It is an industry where I do noy choose to make my home, but the way the brothels (my only area of expertise) changed post-decriminalisation were overwhelmingly positive.
You're still expected to clock on for 12-odd hours, and hope to attract enough men in that time to cover shift fees, bar fees, time spent in salons etc, and if fortunate, walk away from the night financially in the black . The clubs will not sell you - you are the one doing the heavy work on the lounge, trying to distinguish between the brothel rats who get a high out of wasting your time, and the genuine bookings.
Some brothel rules treat the workers like children, and carefully guide then into the beds (pvc mattresses ) with a regular but difficult client. This is where divide and conquor happen. The inexperienced workers will take the difficult client because it is intimated to than that us stropper, picky girls are just trying to cut down their earning potential. It is SO easy to make the club seem like the authority for all seasons.
I was once unfortunate enough (and beyond furious with myself) to miss a client slipping his condom off as he unloaded in me. Club's response was to set me up in a bathtub with Coca-Cola douche.
There is plenty that is unacceptable in the legal system, but the taste of the fear has changed.
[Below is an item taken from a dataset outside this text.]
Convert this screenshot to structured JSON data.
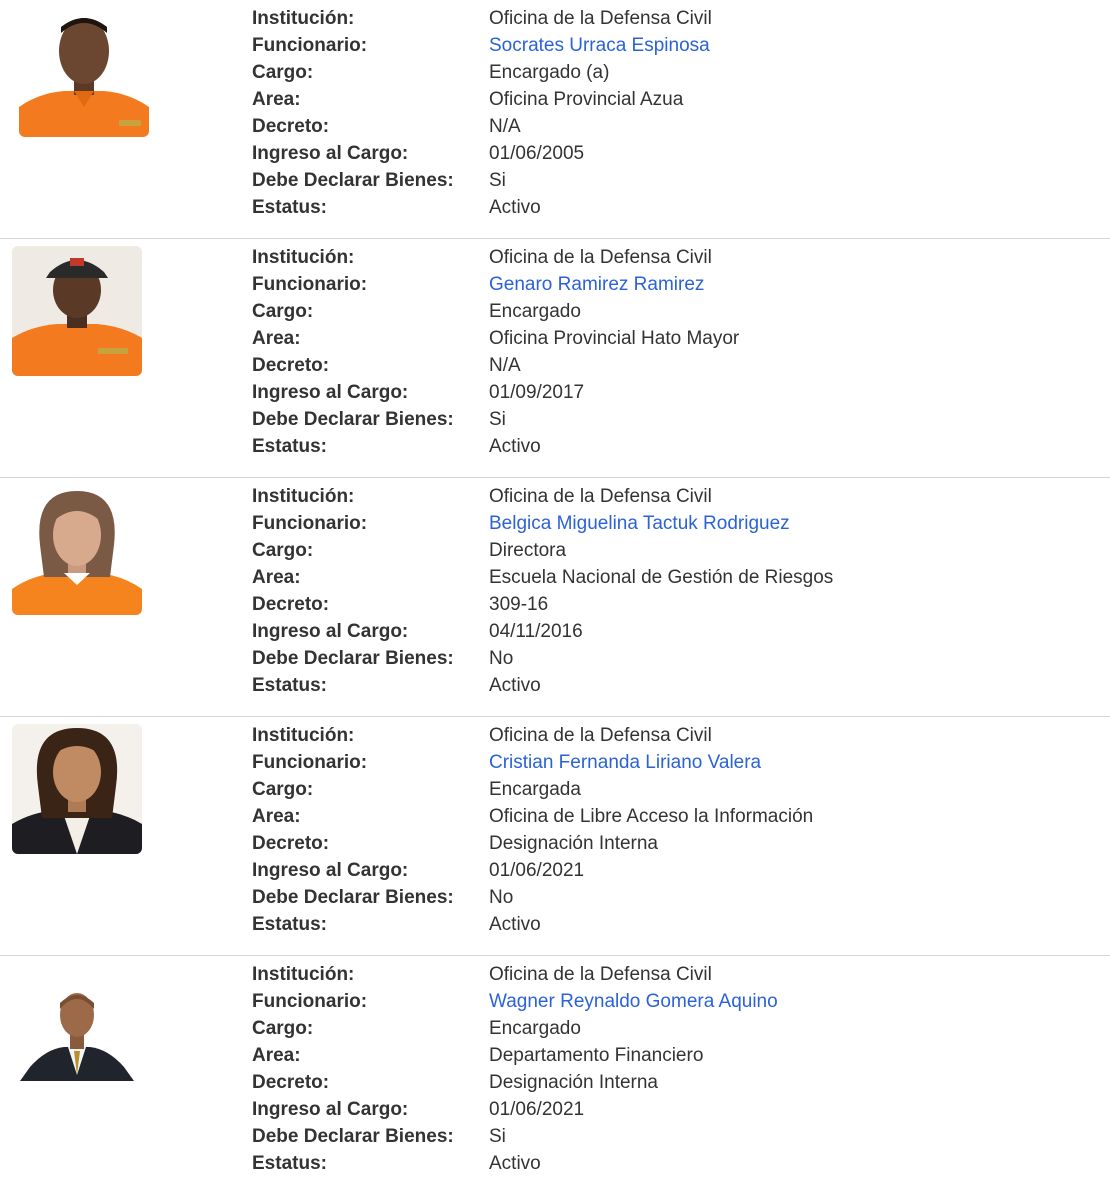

It is worthwhile now to be less tolerant of extremes, and so the fears settle more along the lines of self-protection from situations that look dangerous.
Call the manager on the intercom and tell them you forgot to place your dinner order? She will be at that door in 20 seconds with the security staff flanking her. These are that changes that have happened in the new system, and by removing a parlysing fear, we have more strength to handle those closer to home.
28
Keeping sex work illegal just means the participants can't call on law enforcement for help. That doesn't make anyone safer, just keeps the state trying to enforce our morals.
29
I am #12 I get that this is a heated debate. I do not believe that all sex workers are trafficking victims. I do know that some choose to be in the industry. I can not speak on that I only know my story and the trauma it has caused. I say nonchalant at the article "Bad Bosses" I do not see how it could ever compare. I think a reread of the Amnesty International policy paper is needed. Everyone seems to have missed that Pimping will be legal. It is being infiltrated by violent gang members. How will this ever make things safer? I think we need to look at the Swedish Model. I work as an advocate and can share many sad stories of how people are exploited and legalizing pimps will increase this."Dan Savage won't interview local survivors of prostitution violence because he knows their life stories don't agree with what he writes."